So long, Irrational Games. Ken Levine’s announcement that he was winding down the studio behind BioShock sent a shockwave through the industry, or at least the parts of it that hadn’t already heard the rumours. It’s not too surprising, though. Levine is a storyteller, not a game maker, at heart. The six-year wait between the original and Infinite was no doubt as frustrating for him as it was for the players anticipating the sequel, and the programmers and designers who had to build the game to support the script.
Amid all the confusion over why Levine so publicly took the fall for firing almost an entire studio, one thing was made clearer: the future of videogame storytelling doesn’t lie with 200-person teams. Even Hideo Kojima is turning his back on cutscenes, and we hope audiologs won’t last much longer either. Innovation in this area tends not to come from studios labouring away on a project for six years, but from smaller teams instead.
One such studio is The Astronauts. In our first look at The Vanishing Of Ethan Carter (p38), Adrian Chmielarz – himself a veteran of protracted big-budget development – explains the need to balance how narrative is delivered with agency. He wants to give players room to work things out for themselves without leaving them completely clueless. It’s especially important for a game in which you play a detective, but it’s a concept that applies to many more genres than this.
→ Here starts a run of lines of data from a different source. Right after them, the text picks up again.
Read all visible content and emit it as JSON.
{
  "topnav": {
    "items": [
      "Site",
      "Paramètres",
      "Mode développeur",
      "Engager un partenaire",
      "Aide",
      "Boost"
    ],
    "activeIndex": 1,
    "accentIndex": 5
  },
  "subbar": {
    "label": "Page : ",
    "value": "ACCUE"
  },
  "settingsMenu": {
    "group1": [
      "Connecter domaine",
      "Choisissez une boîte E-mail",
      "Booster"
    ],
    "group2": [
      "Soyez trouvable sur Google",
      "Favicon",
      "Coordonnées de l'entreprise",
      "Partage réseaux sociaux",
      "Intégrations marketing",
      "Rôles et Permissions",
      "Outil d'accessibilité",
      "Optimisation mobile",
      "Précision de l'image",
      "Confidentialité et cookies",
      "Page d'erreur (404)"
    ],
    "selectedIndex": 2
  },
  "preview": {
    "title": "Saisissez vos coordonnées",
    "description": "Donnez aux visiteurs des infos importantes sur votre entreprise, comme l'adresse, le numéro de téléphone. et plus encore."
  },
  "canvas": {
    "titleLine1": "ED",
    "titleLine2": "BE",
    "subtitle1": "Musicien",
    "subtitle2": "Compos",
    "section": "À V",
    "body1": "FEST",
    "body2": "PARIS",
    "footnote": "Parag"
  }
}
Levine says he will focus on “narrative-led games that are highly replayable”, which is surely the author’s Holy Grail. He has spoken of his interest in procedurally generated storylines, and at GDC this month will discuss what he terms “narrative Lego”. Perhaps he will deliver on his promise. Hopefully, it won’t be six years before we find out. But can Levine, or anyone else, deliver anything as rich in story potential as Rust (p50)? An ever-growing number of players have no need for an auteur’s story. They’re too busy making their own.